withstanding the cancellation of the Federal Payment and lack of a predictable
contribution of any kind.
14. Q. If D.C. gets voting representation in Congress, what about the U. S.
A. The two cases are uniquely different. District citizens pay over $1.8 billion in
federal individual income taxes. Residents of the territories (Guam, American Samoa, the
Virgin Island, and Puerto Rico) pay zero. Moreover, the District's claim stands on its own
because it was part of the original 13 states; the people of the District are inheritors.
15. Q. In other countries, are the citizens of the capital cities allowed to vote for
A. Yes. Among world democracies, particularly those with a federal system, the United
States stands out uniquely in denying residents of the national capital voting
representation in the national legislature.
16. Q. Has the U. S. joined any international agreements which address representation
in national governments?
A. Yes. The U.S. subscribed to the 1948 UN Declaration on Human Rights, and it is a party
to the subsequent International Convention on Civil and Political Rights.

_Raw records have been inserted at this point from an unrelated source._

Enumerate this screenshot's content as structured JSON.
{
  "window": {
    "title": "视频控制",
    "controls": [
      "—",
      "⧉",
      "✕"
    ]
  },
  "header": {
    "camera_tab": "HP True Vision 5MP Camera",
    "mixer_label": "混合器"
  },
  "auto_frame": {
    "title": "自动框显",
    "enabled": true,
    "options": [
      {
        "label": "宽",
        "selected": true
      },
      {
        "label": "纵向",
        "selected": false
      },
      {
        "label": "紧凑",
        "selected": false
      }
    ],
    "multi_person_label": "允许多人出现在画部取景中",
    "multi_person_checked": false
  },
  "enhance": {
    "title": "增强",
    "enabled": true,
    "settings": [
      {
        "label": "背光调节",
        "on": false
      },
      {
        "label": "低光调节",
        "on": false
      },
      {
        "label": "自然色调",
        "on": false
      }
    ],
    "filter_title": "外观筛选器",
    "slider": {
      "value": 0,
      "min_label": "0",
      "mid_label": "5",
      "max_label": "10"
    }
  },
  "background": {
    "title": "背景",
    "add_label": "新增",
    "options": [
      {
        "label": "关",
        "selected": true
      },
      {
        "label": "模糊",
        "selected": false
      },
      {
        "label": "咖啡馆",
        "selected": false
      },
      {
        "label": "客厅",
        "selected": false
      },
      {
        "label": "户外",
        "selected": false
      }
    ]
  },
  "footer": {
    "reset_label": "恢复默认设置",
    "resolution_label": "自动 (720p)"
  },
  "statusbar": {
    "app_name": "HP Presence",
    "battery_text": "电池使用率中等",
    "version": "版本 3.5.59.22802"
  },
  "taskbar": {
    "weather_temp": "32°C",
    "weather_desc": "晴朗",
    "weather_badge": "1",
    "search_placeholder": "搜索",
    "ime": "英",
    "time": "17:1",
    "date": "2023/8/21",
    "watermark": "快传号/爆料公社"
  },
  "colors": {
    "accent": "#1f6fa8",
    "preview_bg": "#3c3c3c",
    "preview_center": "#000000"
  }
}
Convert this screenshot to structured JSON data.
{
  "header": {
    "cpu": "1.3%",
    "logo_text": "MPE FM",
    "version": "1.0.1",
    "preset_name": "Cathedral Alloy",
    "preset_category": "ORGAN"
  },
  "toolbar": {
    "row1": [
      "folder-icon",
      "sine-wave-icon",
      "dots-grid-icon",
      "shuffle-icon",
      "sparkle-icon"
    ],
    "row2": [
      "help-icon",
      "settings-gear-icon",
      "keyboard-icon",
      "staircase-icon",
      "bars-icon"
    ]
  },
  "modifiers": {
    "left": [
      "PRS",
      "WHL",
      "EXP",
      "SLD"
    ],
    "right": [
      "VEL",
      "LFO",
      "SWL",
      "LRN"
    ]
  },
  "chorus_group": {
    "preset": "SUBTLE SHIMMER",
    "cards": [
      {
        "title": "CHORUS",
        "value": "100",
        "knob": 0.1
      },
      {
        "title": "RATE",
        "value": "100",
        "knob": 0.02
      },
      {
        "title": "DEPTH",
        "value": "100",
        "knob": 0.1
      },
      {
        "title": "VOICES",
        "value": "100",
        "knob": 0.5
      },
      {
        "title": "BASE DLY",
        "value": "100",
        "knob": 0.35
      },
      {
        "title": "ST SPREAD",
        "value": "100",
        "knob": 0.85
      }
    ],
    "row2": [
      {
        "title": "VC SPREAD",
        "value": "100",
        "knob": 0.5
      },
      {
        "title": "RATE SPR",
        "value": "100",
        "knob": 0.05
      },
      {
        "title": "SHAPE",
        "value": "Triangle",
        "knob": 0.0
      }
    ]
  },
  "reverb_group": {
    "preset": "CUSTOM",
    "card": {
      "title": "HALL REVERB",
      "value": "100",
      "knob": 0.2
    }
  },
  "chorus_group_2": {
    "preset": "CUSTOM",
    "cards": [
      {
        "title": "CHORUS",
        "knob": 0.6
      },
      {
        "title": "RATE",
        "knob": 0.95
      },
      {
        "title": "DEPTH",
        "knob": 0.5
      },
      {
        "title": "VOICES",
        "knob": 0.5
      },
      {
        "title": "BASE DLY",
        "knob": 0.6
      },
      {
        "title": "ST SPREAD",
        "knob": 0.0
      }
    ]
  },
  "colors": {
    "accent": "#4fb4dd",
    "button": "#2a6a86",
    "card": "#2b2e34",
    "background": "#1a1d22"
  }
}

Among other
things, these instruments recognize the right of citizens to take part in the government
of one's country through freely chosen representatives.
17. Q. Is racism the real reason D.C. has been denied voting representation?
A. That may be the view of some, since around the 1960's; but bear in mind that D.C. has
been denied its claim for the many, many years when the majority of the population was
18. Q. Does the lawsuit (mentioned in Q&A 2 ) seek a particular remedy?
A. No; it is open as to solution.. It does rely on the power which Congress currently
holds under Article I, Section 8, clause 17 to provide remedy, which thus could be by
simple legislation providing for D.C. voting representation as if it were a state. The
suit does, however, seek allowance for a period in which Congress may choose to act before
the Court would have to issue direction.
Basically, this lawsuit seeks recognition of a basic American principle, namely, citizens'
rights to elect representatives to the body which makes their laws, taxes them and can
call them to war. The Congress also serves in effect as the District's state legislature.
As noted under Q&A9, in pursuit of the fundamental right, representation in both
houses of Congress is called for.
19. Q. As a point of fact, isn't there another similar lawsuit? What is it about?
A. Yes. This suit (Adams et al. v. President Clinton et al. ) also seeks
voting representation in Congress but it relies on different legal theories and
relationship of the District to Congress. Generally speaking, its says that District
residents have a right to be a state or be part of a state (presumably retrocession to
Maryland). of the Constitutional provisions for equal protection of the law and the
guarantee of a republican form of government. The two cases have been consolidated for
consideration by the U. S. District Court for the District of Columbia.
20. Q. As a point of information. what are the positions of "shadow"
Representative and Senators currently elected in the District of Columbia?
A. In the 1970's District citizens pursued voting representation in Congress through
amendment to the U.S. Constitution. The Congress did pass the requisite legislation for
representation as if D. C. were a state but the amendment did not receive the required
state approvals by the specified deadline. D.C. citizens then turned to the statehood
avenue. Sending the "shadow" delegation to lobby Congress mirrors the approach
used by a number of former territories seeking statehood. Congress has not acted on
accepting any delegation from the District.
Prepared by: The League of Women Voters of the District of Columbia (from its materials
and drawing upon history from "A Simple Case of Democracy Denied," a booklet
prepared by the Office of former D.C. Delegate Walter Fauntroy)